_Work to complete_. Copy the data as given. No line may be skipped.

_Material for this task_.
"""
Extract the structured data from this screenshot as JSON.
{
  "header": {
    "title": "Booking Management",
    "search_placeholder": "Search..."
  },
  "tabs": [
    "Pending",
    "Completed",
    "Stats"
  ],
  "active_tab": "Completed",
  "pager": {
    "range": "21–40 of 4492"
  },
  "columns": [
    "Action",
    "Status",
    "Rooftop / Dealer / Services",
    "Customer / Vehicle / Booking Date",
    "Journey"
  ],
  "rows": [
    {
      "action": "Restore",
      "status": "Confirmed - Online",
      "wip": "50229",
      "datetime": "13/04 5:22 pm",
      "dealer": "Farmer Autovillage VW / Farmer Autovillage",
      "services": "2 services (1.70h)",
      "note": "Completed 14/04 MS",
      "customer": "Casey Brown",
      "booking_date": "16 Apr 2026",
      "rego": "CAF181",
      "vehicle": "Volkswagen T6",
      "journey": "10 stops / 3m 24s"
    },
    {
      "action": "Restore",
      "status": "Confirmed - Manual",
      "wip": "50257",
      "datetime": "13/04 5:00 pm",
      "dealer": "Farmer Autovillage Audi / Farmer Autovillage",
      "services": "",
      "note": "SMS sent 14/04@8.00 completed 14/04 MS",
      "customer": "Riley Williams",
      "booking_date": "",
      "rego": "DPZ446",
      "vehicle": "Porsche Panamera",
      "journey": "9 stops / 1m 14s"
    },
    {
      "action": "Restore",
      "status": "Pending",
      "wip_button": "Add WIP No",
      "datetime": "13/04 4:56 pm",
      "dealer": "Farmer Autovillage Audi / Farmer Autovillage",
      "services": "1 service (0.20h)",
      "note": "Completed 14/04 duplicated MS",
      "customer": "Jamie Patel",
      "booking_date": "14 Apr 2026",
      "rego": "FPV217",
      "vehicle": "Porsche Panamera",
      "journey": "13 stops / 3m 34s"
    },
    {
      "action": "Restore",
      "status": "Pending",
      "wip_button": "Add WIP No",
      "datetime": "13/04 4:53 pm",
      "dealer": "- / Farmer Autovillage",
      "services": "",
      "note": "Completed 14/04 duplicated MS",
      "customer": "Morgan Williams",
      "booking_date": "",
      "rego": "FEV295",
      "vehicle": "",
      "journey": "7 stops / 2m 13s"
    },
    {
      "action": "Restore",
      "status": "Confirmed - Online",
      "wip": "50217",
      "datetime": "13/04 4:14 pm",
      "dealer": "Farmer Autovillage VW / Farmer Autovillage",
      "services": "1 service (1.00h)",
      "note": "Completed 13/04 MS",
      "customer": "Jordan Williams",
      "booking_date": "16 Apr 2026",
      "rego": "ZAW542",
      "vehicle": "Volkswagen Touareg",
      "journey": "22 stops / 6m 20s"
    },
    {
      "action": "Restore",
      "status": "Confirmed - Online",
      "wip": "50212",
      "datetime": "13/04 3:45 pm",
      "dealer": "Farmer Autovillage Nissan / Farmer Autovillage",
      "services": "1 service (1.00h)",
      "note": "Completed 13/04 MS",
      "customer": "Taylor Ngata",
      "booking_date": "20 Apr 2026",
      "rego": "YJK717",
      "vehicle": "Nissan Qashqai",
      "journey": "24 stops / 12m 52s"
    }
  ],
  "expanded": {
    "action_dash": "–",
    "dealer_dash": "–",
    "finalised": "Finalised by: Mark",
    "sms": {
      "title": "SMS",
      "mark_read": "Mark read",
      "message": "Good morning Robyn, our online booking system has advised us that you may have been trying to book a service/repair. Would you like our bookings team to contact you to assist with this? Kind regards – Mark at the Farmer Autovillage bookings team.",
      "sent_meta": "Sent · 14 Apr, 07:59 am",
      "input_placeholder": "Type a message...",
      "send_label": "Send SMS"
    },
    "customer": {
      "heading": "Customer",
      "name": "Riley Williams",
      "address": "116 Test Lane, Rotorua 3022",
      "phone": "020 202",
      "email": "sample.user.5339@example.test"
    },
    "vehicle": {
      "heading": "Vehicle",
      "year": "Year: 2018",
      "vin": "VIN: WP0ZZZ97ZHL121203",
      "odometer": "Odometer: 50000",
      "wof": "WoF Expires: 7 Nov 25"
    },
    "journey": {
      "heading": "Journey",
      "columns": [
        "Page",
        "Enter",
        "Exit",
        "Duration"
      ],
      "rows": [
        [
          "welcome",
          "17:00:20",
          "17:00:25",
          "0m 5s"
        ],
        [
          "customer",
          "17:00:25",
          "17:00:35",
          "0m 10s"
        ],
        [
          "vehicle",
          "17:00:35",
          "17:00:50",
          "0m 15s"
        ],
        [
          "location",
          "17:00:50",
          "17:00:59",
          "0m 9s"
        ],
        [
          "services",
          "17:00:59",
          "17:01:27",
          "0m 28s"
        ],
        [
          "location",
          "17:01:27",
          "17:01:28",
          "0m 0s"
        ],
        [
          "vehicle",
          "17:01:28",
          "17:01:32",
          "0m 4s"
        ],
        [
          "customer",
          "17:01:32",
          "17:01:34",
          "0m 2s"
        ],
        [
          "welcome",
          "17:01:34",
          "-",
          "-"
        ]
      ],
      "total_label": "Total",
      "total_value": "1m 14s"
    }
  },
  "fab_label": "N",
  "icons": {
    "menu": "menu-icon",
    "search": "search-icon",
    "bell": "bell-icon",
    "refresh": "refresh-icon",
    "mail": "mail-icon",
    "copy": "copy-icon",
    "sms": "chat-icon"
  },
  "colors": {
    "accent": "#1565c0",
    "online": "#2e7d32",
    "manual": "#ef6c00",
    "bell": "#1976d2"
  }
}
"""
_Response_.
Extract the structured data from this screenshot as JSON.
{
  "header": {
    "title": "Booking Management",
    "search_placeholder": "Search..."
  },
  "tabs": [
    "Pending",
    "Completed",
    "Stats"
  ],
  "active_tab": "Completed",
  "pager": {
    "range": "21–40 of 4492"
  },
  "columns": [
    "Action",
    "Status",
    "Rooftop / Dealer / Services",
    "Customer / Vehicle / Booking Date",
    "Journey"
  ],
  "rows": [
    {
      "action": "Restore",
      "status": "Confirmed - Online",
      "wip": "50229",
      "datetime": "13/04 5:22 pm",
      "dealer": "Farmer Autovillage VW / Farmer Autovillage",
      "services": "2 services (1.70h)",
      "note": "Completed 14/04 MS",
      "customer": "Casey Brown",
      "booking_date": "16 Apr 2026",
      "rego": "CAF181",
      "vehicle": "Volkswagen T6",
      "journey": "10 stops / 3m 24s"
    },
    {
      "action": "Restore",
      "status": "Confirmed - Manual",
      "wip": "50257",
      "datetime": "13/04 5:00 pm",
      "dealer": "Farmer Autovillage Audi / Farmer Autovillage",
      "services": "",
      "note": "SMS sent 14/04@8.00 completed 14/04 MS",
      "customer": "Riley Williams",
      "booking_date": "",
      "rego": "DPZ446",
      "vehicle": "Porsche Panamera",
      "journey": "9 stops / 1m 14s"
    },
    {
      "action": "Restore",
      "status": "Pending",
      "wip_button": "Add WIP No",
      "datetime": "13/04 4:56 pm",
      "dealer": "Farmer Autovillage Audi / Farmer Autovillage",
      "services": "1 service (0.20h)",
      "note": "Completed 14/04 duplicated MS",
      "customer": "Jamie Patel",
      "booking_date": "14 Apr 2026",
      "rego": "FPV217",
      "vehicle": "Porsche Panamera",
      "journey": "13 stops / 3m 34s"
    },
    {
      "action": "Restore",
      "status": "Pending",
      "wip_button": "Add WIP No",
      "datetime": "13/04 4:53 pm",
      "dealer": "- / Farmer Autovillage",
      "services": "",
      "note": "Completed 14/04 duplicated MS",
      "customer": "Morgan Williams",
      "booking_date": "",
      "rego": "FEV295",
      "vehicle": "",
      "journey": "7 stops / 2m 13s"
    },
    {
      "action": "Restore",
      "status": "Confirmed - Online",
      "wip": "50217",
      "datetime": "13/04 4:14 pm",
      "dealer": "Farmer Autovillage VW / Farmer Autovillage",
      "services": "1 service (1.00h)",
      "note": "Completed 13/04 MS",
      "customer": "Jordan Williams",
      "booking_date": "16 Apr 2026",
      "rego": "ZAW542",
      "vehicle": "Volkswagen Touareg",
      "journey": "22 stops / 6m 20s"
    },
    {
      "action": "Restore",
      "status": "Confirmed - Online",
      "wip": "50212",
      "datetime": "13/04 3:45 pm",
      "dealer": "Farmer Autovillage Nissan / Farmer Autovillage",
      "services": "1 service (1.00h)",
      "note": "Completed 13/04 MS",
      "customer": "Taylor Ngata",
      "booking_date": "20 Apr 2026",
      "rego": "YJK717",
      "vehicle": "Nissan Qashqai",
      "journey": "24 stops / 12m 52s"
    }
  ],
  "expanded": {
    "action_dash": "–",
    "dealer_dash": "–",
    "finalised": "Finalised by: Mark",
    "sms": {
      "title": "SMS",
      "mark_read": "Mark read",
      "message": "Good morning Robyn, our online booking system has advised us that you may have been trying to book a service/repair. Would you like our bookings team to contact you to assist with this? Kind regards – Mark at the Farmer Autovillage bookings team.",
      "sent_meta": "Sent · 14 Apr, 07:59 am",
      "input_placeholder": "Type a message...",
      "send_label": "Send SMS"
    },
    "customer": {
      "heading": "Customer",
      "name": "Riley Williams",
      "address": "116 Test Lane, Rotorua 3022",
      "phone": "020 202",
      "email": "sample.user.5339@example.test"
    },
    "vehicle": {
      "heading": "Vehicle",
      "year": "Year: 2018",
      "vin": "VIN: WP0ZZZ97ZHL121203",
      "odometer": "Odometer: 50000",
      "wof": "WoF Expires: 7 Nov 25"
    },
    "journey": {
      "heading": "Journey",
      "columns": [
        "Page",
        "Enter",
        "Exit",
        "Duration"
      ],
      "rows": [
        [
          "welcome",
          "17:00:20",
          "17:00:25",
          "0m 5s"
        ],
        [
          "customer",
          "17:00:25",
          "17:00:35",
          "0m 10s"
        ],
        [
          "vehicle",
          "17:00:35",
          "17:00:50",
          "0m 15s"
        ],
        [
          "location",
          "17:00:50",
          "17:00:59",
          "0m 9s"
        ],
        [
          "services",
          "17:00:59",
          "17:01:27",
          "0m 28s"
        ],
        [
          "location",
          "17:01:27",
          "17:01:28",
          "0m 0s"
        ],
        [
          "vehicle",
          "17:01:28",
          "17:01:32",
          "0m 4s"
        ],
        [
          "customer",
          "17:01:32",
          "17:01:34",
          "0m 2s"
        ],
        [
          "welcome",
          "17:01:34",
          "-",
          "-"
        ]
      ],
      "total_label": "Total",
      "total_value": "1m 14s"
    }
  },
  "fab_label": "N",
  "icons": {
    "menu": "menu-icon",
    "search": "search-icon",
    "bell": "bell-icon",
    "refresh": "refresh-icon",
    "mail": "mail-icon",
    "copy": "copy-icon",
    "sms": "chat-icon"
  },
  "colors": {
    "accent": "#1565c0",
    "online": "#2e7d32",
    "manual": "#ef6c00",
    "bell": "#1976d2"
  }
}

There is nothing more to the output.